Alright? Um I've I mean, it's not I've got some shopping to do, and go to the dry cleaners.
Hm.
That was Helen.
She, um, wants to come and collect some things.
See you, my friend.
Maxine.
It's me, Jamie.
Coming.
- Hello, Jamie.
- Hi.
Thanks.
Oh, come on, sweetheart.
This is no way.
Where are you going to go, for God's sake? Somewhere.
So you're going to sit in a hotel room tonight, or by yourself, is that it? All by myself? No.
Not any more.
I've done the all by myself bit.
He is the only person in the world you can have an affair with all by yourself.
I used to have friends once, lots of friends.
Look.
Iris Connolly, Penny Longton, Joseph Summers, my best friend, Jenny.
We used to spend hours chatting and eating together.
She got married, she went to Canada, never even written back.
Why? - Because of him.
- Where? Before she left, Jenny gave me the key to her cottage.
Use it, she said.
So I'm going.
I'm going to breathe new air, have new thoughts, come back a new person.
Running away's no answer, sweetheart.
It's like taking sleepers, you know.
Eventually you have to wake up.
Oh, I'm not running away.
I'm leaving.
People who leave have more notice taken of them.
She left, didn't she? He wasn't even going to You will take care of the outside rabbits, won't you? - Yes, of course.
- And the shop.
- Yes.
- And I need the van.
I'll use my old thing.
Look, sweetheart.
It's bad for him too, you know.
I mean, having two people in your life.
- Wow, that's - Like what? Like having your cake and eating it? I've never seen anybody eat that much cake and come out happy.
I used to have fantasies about Helen leaving him.
We'd be living in the country with birds singing in the window of a little cottage.
We'd be having breakfast in the orchard and I'd loll about, all in white, gloriously pregnant.
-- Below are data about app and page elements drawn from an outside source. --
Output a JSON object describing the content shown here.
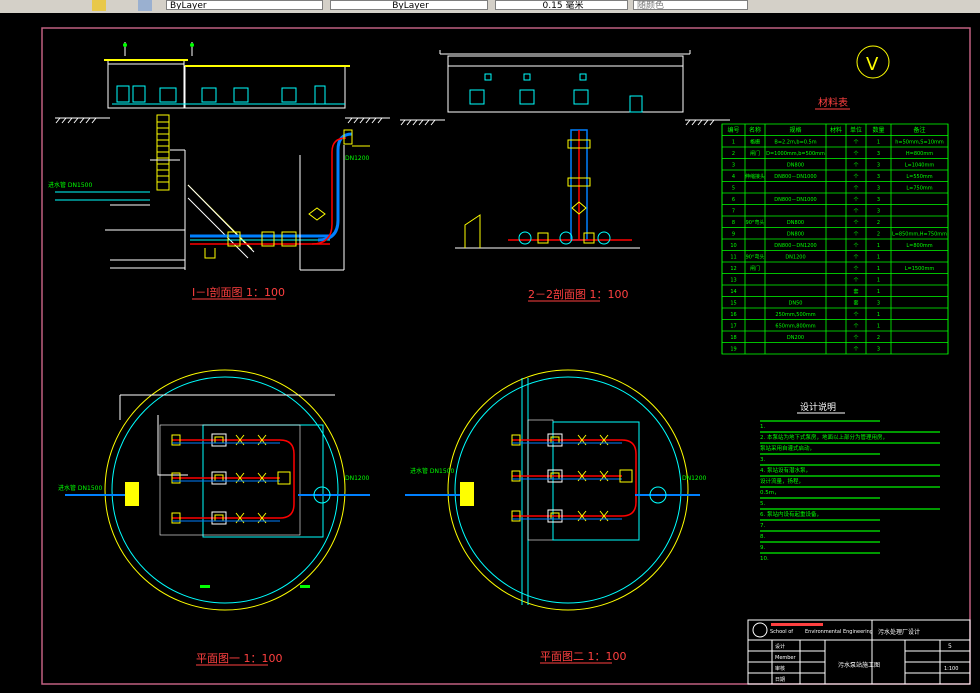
{
  "toolbar": {
    "layer_combo": "ByLayer",
    "linetype_combo": "ByLayer",
    "lineweight_combo": "0.15 毫米",
    "plotstyle_combo": "随颜色"
  },
  "drawing": {
    "section1_title": "I－I剖面图 1：100",
    "section2_title": "2－2剖面图 1：100",
    "plan1_title": "平面图一 1：100",
    "plan2_title": "平面图二 1：100",
    "inlet_label": "进水管 DN1500",
    "outlet_label": "DN1200",
    "north_symbol": "V",
    "material_table": {
      "title": "材料表",
      "headers": [
        "编号",
        "名称",
        "规格",
        "材料",
        "单位",
        "数量",
        "备注"
      ],
      "rows": [
        [
          "1",
          "格栅",
          "B=2.2m,b=0.5m",
          "",
          "个",
          "1",
          "h=50mm,S=10mm"
        ],
        [
          "2",
          "闸门",
          "D=1000mm,b=500mm",
          "",
          "个",
          "3",
          "H=800mm"
        ],
        [
          "3",
          "",
          "DN800",
          "",
          "个",
          "3",
          "L=1040mm"
        ],
        [
          "4",
          "伸缩接头",
          "DN800－DN1000",
          "",
          "个",
          "3",
          "L=550mm"
        ],
        [
          "5",
          "",
          "",
          "",
          "个",
          "3",
          "L=750mm"
        ],
        [
          "6",
          "",
          "DN800－DN1000",
          "",
          "个",
          "3",
          ""
        ],
        [
          "7",
          "",
          "",
          "",
          "个",
          "3",
          ""
        ],
        [
          "8",
          "90°弯头",
          "DN800",
          "",
          "个",
          "2",
          ""
        ],
        [
          "9",
          "",
          "DN800",
          "",
          "个",
          "2",
          "L=850mm,H=750mm"
        ],
        [
          "10",
          "",
          "DN800－DN1200",
          "",
          "个",
          "1",
          "L=800mm"
        ],
        [
          "11",
          "90°弯头",
          "DN1200",
          "",
          "个",
          "1",
          ""
        ],
        [
          "12",
          "闸门",
          "",
          "",
          "个",
          "1",
          "L=1500mm"
        ],
        [
          "13",
          "",
          "",
          "",
          "个",
          "1",
          ""
        ],
        [
          "14",
          "",
          "",
          "",
          "套",
          "1",
          ""
        ],
        [
          "15",
          "",
          "DN50",
          "",
          "套",
          "3",
          ""
        ],
        [
          "16",
          "",
          "250mm,500mm",
          "",
          "个",
          "1",
          ""
        ],
        [
          "17",
          "",
          "650mm,800mm",
          "",
          "个",
          "1",
          ""
        ],
        [
          "18",
          "",
          "DN200",
          "",
          "个",
          "2",
          ""
        ],
        [
          "19",
          "",
          "",
          "",
          "个",
          "3",
          ""
        ]
      ]
    },
    "notes": {
      "title": "设计说明",
      "lines": [
        "1.",
        "2. 本泵站为地下式泵房，地面以上部分为管理用房，",
        "   泵站采用自灌式启动，",
        "3.",
        "4. 泵站设有潜水泵，",
        "   设计流量，扬程，",
        "   0.5m，",
        "5.",
        "6. 泵站内设有起重设备，",
        "7.",
        "8.",
        "9.",
        "10."
      ]
    },
    "title_block": {
      "school": "School of ",
      "department": "Environmental Engineering",
      "project": "污水处理厂设计",
      "drawing_name": "污水泵站施工图",
      "scale": "1:100",
      "sheet_no": "5",
      "row_labels": [
        "设计",
        "Member",
        "审核",
        "日期"
      ],
      "row_values": [
        "",
        "",
        "",
        ""
      ]
    }
  }
}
It's funny, I was always thundering towards labour in my fantasies.
Pregnant so often, I've gone off the whole thing now.
Well, he's available, no more mysteries, just a guy limping in with all his imperfections.
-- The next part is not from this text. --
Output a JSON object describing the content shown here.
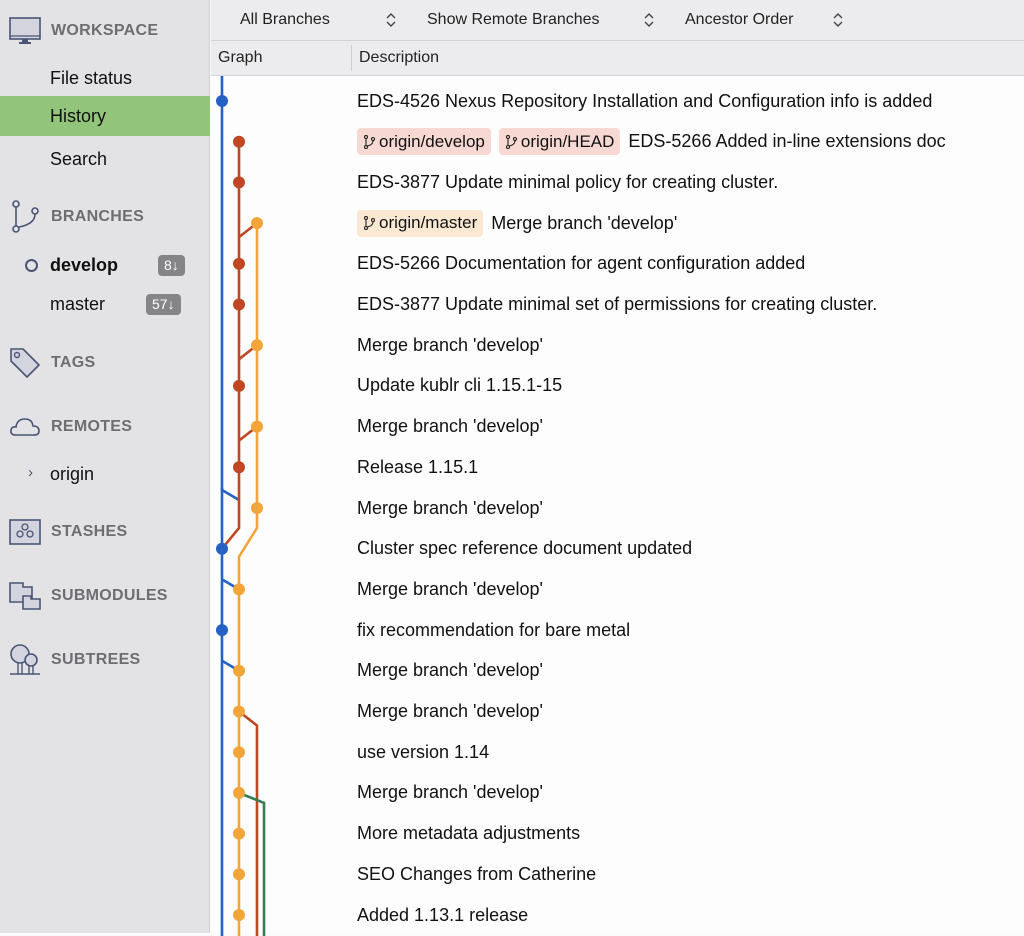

Look, how about dinner? You and me.
We can have a natter.
Do you know? If only he'd told Helen about us.
Instead of waiting for her to find out.
And let's face it, she was bound to find out, wasn't she? I mean, he's hopeless at deceiving people.
He used to dress up like the Mafia just to get from his car to my front door.
- Come on, help me with the animals.
- Right.
Anyone at home? Oh! I was just leaving.
Oh.
Thank you.
Oh Uh, keys.
I forgot my keys.
Oh, God! Can I help you at all? Hello? Yes, she's here.
Yeah, hold on.
It's for you.
Phone! Your mother.
Hello.
She seems to have gone out.
Yeah.
No, I'm fine, thanks.
Yeah, well.
Just a bit sore, that's all.
Yes, um, I should think she'll be back in about an hour.
Yeah.
She's probably gone to the shops, yes.
Yeah.
I'll get her to ring.
Okay.
Bye.
Your mother.
Would you ring her? You got what you want, I see.
Blue suits you.
It looks nice.
It's super to see you, Helen.
You look amazing.
I didn't want to upset mother.
It'll only be for a few days.
Till I get myself sorted out.
It's not the best day to arrive, of course.
It's nanny's day off.
And the children are playing up, as if you didn't know.
And Ralph and I have got this dinner tonight.
Timothy! Claire! Stop it at once, do you hear me? But tomorrow, we can talk all day.
God, I'm going to be late.
I'll just finish off the dishes.
Make yourself at home.
Oh, Watership Down is on telly tonight.
You could all sit up and watch it.
They're no trouble.
Timothy, shut up, do you hear me? Right, chaps, here we are.
Oh, God!